## Problem requirements:
Return the full set of entries below exactly, leaving every image out.

## Collection entries:
=====
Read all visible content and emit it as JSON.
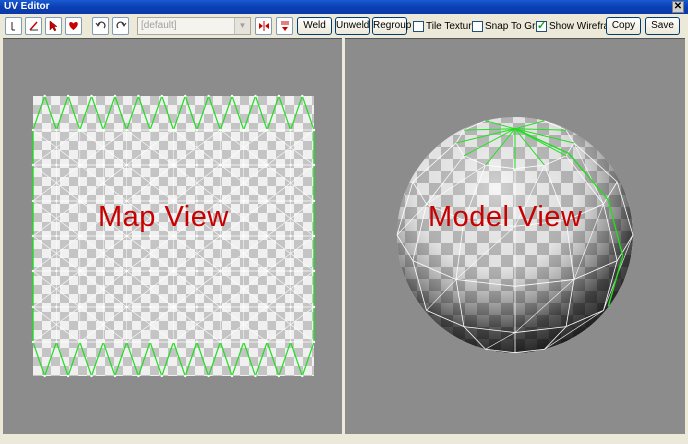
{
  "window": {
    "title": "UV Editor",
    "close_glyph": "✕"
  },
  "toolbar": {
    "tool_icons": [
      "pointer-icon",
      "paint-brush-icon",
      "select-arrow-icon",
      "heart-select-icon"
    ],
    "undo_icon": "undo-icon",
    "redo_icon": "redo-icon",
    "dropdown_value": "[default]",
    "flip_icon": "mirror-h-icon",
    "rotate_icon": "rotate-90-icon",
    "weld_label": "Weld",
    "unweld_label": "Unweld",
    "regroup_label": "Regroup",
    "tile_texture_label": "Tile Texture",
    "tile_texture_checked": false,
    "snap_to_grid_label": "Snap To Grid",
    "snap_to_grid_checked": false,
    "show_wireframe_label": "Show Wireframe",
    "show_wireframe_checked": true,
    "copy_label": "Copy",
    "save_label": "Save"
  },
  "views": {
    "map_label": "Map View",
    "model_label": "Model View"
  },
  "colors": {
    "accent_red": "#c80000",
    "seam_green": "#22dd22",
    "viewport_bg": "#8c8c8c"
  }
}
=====
## Result:
Read all visible content and emit it as JSON.
{
  "window": {
    "title": "UV Editor",
    "close_glyph": "✕"
  },
  "toolbar": {
    "tool_icons": [
      "pointer-icon",
      "paint-brush-icon",
      "select-arrow-icon",
      "heart-select-icon"
    ],
    "undo_icon": "undo-icon",
    "redo_icon": "redo-icon",
    "dropdown_value": "[default]",
    "flip_icon": "mirror-h-icon",
    "rotate_icon": "rotate-90-icon",
    "weld_label": "Weld",
    "unweld_label": "Unweld",
    "regroup_label": "Regroup",
    "tile_texture_label": "Tile Texture",
    "tile_texture_checked": false,
    "snap_to_grid_label": "Snap To Grid",
    "snap_to_grid_checked": false,
    "show_wireframe_label": "Show Wireframe",
    "show_wireframe_checked": true,
    "copy_label": "Copy",
    "save_label": "Save"
  },
  "views": {
    "map_label": "Map View",
    "model_label": "Model View"
  },
  "colors": {
    "accent_red": "#c80000",
    "seam_green": "#22dd22",
    "viewport_bg": "#8c8c8c"
  }
}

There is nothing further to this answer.